Guaranteed Retirement Options

When it comes to ways to guarantee the critical part of your retirement, you might be imagining a large piggy bank or perhaps a bank CD.  If you have been reading my blog, however, you know what I think about that.  Both piggy banks and CD’s are not usually inflation protected, which means that they are not a guarantee.  They fail to be a guarantee because you don’t know what the contents of your piggy bank will buy in 30 years when you need it.

There have been CD’s that were “inflation-linked” in the past but I have not seen any in the last few years.  Hopefully, demand for them will increase and they will be offered again in the future.

Social Security

One obvious form of retirement insurance is Social Security.  It is inflation protected and it’s definitely something to consider when thinking about your critical retirement savings.  Social Security is likely to go through some changes in the future, but I expect that something very similar to it will be available for a long time to come.  There’s more about this investment in the article: Possibly the Most Popular Inflation Protected Investment.

Company or Government Pensions

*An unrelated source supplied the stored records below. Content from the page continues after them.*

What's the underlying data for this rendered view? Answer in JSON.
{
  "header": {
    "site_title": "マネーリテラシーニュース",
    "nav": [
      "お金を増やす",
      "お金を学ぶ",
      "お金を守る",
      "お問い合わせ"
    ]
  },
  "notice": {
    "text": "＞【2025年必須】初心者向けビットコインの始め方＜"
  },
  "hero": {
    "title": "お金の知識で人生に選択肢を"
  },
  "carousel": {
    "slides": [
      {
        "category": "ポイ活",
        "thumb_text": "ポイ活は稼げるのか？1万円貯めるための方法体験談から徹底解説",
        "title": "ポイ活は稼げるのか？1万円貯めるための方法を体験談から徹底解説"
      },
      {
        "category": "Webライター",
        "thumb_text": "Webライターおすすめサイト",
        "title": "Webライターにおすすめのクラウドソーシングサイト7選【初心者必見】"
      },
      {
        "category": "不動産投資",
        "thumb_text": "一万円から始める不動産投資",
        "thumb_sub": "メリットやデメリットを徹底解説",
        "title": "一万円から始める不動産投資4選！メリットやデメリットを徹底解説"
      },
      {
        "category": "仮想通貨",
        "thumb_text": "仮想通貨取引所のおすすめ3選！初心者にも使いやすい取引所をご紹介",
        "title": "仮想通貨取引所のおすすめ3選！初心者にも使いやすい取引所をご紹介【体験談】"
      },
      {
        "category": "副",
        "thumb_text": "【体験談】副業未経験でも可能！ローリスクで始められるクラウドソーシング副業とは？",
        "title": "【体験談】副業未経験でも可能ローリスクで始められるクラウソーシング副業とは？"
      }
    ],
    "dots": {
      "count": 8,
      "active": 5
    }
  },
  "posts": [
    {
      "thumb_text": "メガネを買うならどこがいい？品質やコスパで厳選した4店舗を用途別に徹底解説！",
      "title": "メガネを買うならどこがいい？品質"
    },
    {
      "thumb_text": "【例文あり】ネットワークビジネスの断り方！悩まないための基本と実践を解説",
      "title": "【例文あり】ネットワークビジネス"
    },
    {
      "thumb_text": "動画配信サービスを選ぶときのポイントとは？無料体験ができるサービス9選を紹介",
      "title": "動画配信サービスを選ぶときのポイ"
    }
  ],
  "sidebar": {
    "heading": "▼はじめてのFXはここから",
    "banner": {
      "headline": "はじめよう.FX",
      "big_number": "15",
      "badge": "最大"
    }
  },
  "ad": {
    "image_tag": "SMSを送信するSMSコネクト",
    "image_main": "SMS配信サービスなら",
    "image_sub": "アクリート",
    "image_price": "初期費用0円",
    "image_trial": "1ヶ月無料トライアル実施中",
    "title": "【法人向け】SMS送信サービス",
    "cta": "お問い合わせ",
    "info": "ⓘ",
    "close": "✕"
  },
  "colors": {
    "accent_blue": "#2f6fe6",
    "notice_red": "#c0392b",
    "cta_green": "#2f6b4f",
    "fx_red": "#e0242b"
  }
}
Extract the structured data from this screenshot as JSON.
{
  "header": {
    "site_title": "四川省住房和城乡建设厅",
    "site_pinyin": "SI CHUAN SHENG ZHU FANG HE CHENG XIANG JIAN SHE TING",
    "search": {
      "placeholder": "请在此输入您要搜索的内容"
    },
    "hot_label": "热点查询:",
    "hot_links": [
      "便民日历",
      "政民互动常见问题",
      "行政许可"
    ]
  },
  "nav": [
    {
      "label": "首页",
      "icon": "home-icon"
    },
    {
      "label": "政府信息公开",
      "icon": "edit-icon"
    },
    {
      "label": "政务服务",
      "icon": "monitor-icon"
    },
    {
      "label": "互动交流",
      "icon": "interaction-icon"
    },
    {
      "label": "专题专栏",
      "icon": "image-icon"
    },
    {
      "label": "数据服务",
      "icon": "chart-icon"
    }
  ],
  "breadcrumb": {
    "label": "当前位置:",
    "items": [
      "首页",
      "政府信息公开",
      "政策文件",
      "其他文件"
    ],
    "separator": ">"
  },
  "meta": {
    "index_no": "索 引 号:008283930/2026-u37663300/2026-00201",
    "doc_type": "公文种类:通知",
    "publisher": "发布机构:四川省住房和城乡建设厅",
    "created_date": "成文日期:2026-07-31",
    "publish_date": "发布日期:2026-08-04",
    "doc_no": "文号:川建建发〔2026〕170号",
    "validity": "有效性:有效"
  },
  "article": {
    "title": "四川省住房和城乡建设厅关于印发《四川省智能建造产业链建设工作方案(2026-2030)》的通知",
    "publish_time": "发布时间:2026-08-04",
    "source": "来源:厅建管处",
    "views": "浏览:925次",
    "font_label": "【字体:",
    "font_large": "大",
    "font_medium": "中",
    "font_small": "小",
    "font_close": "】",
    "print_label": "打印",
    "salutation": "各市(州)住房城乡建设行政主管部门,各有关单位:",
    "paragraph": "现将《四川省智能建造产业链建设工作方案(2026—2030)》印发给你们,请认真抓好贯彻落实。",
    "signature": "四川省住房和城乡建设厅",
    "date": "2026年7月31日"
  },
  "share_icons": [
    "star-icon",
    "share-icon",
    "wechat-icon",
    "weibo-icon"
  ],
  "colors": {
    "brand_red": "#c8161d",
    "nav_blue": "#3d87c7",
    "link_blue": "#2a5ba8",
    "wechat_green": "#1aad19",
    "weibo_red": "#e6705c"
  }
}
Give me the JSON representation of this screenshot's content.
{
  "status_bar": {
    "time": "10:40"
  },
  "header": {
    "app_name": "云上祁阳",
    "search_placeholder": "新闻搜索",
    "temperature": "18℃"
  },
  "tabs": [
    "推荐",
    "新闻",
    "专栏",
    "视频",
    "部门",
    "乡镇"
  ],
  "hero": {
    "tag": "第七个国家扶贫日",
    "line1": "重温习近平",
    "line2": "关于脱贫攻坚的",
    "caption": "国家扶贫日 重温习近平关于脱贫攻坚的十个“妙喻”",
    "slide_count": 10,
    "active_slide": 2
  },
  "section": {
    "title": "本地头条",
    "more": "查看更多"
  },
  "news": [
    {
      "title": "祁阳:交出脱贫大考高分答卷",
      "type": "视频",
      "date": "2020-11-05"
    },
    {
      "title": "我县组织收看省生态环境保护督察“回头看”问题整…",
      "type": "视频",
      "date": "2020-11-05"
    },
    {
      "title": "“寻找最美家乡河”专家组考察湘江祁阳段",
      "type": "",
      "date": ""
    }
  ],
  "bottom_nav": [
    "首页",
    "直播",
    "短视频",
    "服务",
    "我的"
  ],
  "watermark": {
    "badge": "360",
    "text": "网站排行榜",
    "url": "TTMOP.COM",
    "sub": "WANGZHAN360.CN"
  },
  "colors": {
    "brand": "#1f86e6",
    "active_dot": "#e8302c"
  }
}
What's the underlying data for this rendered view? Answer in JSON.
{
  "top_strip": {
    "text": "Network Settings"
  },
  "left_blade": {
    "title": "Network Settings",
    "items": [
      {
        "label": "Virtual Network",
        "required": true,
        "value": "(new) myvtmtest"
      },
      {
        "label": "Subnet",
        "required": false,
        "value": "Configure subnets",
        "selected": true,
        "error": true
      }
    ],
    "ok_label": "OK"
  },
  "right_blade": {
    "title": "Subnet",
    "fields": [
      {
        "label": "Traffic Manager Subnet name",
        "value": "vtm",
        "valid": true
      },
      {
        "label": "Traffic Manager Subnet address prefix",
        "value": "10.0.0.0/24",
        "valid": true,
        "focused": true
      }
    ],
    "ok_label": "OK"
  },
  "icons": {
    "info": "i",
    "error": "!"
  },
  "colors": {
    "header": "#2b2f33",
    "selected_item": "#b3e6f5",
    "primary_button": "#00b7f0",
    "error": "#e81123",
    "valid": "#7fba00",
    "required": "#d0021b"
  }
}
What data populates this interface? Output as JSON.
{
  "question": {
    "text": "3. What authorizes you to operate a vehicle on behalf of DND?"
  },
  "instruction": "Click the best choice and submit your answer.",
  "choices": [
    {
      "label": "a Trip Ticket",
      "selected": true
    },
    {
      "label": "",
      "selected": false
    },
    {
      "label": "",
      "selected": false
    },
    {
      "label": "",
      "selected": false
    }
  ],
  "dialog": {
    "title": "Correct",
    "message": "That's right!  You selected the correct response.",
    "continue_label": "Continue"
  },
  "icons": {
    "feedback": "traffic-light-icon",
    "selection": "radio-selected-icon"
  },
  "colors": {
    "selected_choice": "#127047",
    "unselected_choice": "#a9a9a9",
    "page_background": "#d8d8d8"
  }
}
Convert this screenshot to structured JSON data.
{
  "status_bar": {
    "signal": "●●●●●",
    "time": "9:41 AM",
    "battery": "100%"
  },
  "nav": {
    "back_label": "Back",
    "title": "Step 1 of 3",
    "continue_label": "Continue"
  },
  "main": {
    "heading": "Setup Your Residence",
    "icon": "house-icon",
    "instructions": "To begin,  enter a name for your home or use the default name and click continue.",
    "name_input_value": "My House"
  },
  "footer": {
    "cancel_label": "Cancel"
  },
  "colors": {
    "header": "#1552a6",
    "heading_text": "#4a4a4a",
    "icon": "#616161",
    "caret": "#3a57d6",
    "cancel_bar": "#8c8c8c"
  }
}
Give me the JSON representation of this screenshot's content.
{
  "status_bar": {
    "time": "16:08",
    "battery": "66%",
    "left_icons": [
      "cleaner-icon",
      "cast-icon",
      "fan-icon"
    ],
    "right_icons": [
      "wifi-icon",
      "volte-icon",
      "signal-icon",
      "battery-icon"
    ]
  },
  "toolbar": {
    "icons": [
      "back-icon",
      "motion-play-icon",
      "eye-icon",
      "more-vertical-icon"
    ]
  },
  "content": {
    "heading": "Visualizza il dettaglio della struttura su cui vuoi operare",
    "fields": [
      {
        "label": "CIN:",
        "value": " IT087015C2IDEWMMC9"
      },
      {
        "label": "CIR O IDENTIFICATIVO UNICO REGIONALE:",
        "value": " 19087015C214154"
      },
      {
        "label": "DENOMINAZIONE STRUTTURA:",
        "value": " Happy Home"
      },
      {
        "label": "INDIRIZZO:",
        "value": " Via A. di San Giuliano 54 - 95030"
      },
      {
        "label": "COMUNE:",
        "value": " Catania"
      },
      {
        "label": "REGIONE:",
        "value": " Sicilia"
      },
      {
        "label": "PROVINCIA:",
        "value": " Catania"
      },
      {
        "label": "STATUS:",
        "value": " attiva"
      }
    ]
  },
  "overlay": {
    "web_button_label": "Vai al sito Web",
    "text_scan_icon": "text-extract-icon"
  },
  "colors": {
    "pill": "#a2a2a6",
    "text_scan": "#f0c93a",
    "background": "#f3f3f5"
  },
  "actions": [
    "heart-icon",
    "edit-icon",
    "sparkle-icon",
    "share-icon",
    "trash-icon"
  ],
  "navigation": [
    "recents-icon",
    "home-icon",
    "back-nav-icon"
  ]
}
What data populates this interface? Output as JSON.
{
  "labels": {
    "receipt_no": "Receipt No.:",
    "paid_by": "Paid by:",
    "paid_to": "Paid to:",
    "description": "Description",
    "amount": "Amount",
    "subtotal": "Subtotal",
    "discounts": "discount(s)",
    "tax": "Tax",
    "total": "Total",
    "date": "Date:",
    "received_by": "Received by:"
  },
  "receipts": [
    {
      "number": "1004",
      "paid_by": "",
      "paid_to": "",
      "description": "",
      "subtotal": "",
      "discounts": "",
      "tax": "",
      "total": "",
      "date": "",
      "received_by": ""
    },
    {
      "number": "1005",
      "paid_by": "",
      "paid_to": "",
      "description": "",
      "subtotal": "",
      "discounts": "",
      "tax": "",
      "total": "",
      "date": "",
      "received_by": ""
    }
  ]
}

If you happen to have a job that offers a pension that adjusts your payments for inflation, you are in a good position.  When I say pension, I mean the old fashioned kind that doesn’t require that you manage the money and that does provide a written guarantee.  Pensions that don’t adjust for inflation, are helpful but they don’t guarantee that you won’t run out of money to pay your expenses in the distant future.

Be Careful With Insurance Annuities

Other insurance products are provided by insurance companies by way of inflation adjusted annuities.  I would just make sure that the inflation adjustments are connected to actual inflation and not a flat percentage increase each year.  It’s important to understand how much you are paying for that insurance up front too.  Beware: Insurance companies use the word “guarantee” in a similar way that fund managers use the word “savings.”  Make sure you know what they are actually guaranteeing.  Guaranteed percentages are not the whole story.  You also need to know the exact amount of principal the percentage is calculated against.  If the principle goes down with something other than inflation, it’s not much of a guarantee.  Also remember that if the guarantee isn’t in writing, it’s still not a guarantee.  Insurance companies do and have gone out of business.  Zvi Bodie recommends splitting up your funds between companies.

Home Equity

The Equity in our homes really is a form of inflation protection.  Because a house is a physical thing that represents one of our important needs, it’s automatically inflation protected.  Its value goes up with inflation because a house is still a house no matter what the value of money is.  Just having your home paid off is big part of insuring your retirement.

This presents an option for those who have no heirs or have no other choice.  Many of us spend our lives paying the bank to own a house.  The tables can be turned.  It is possible to sell the equity to the bank and have them pay you to live in your own house.  That’s what is called a reverse mortgage.

Once again caution is needed.  Make sure to read everything in any contract to make sure that the bank isn’t taking too much for themselves in the deal.  They may woo you with assurances that the remaining equity will go to your heirs, but I am told that this is often not the case because of high fees.  Again, there’s no guarantee.

Another thing to consider is selling your house to your heirs, with permission to continue living in the house as long as you can.  Working a deal with your loved ones could be a practical option and it can be a win-win situation with them.

Inflation Protected Bonds

My favorite option is to use Treasury Inflation Protected Securities and I Bonds for savings that I want to insure.  I do have to do a bit more work myself, but fees are low or non existent.  These are just boring government bonds that usually don’t make a whole lot of interest, but they do one thing very well: they protect long-term savings from inflation and that’s what I’m looking for when it comes to protecting the critical part of my retirement savings.


Copyright © Troy Taft 2020